TASK STATEMENT
Tally the lines in the data below where the word "icon" appears, and give the tally alone.

##### SUPPLIED MATERIAL

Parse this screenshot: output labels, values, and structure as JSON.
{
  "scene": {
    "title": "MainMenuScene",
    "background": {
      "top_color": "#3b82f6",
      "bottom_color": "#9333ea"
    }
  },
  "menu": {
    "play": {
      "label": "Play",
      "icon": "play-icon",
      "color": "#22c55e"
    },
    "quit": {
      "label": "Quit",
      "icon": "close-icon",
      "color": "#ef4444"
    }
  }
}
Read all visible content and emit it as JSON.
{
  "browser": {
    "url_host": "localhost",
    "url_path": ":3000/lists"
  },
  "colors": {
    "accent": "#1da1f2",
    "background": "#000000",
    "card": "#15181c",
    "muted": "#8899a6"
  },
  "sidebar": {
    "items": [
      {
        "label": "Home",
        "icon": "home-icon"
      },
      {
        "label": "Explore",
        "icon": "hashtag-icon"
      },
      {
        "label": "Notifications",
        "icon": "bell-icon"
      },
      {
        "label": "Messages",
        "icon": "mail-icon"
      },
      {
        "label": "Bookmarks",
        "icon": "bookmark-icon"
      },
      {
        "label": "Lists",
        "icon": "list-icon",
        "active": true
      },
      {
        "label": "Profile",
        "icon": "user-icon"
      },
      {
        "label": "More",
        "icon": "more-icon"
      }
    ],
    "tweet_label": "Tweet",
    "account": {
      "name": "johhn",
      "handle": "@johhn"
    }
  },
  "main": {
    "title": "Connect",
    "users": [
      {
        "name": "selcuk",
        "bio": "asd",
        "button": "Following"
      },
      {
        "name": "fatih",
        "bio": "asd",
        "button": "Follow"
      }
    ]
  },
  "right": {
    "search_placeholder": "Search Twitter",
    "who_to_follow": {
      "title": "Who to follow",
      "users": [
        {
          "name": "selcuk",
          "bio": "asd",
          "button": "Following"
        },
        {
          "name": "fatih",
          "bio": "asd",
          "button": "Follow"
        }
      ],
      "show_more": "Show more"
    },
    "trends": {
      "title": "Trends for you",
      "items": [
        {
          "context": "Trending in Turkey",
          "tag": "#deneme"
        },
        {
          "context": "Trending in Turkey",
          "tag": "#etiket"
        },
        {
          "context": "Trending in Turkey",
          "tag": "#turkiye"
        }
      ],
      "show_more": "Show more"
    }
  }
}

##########

FINISHED EXERCISE
10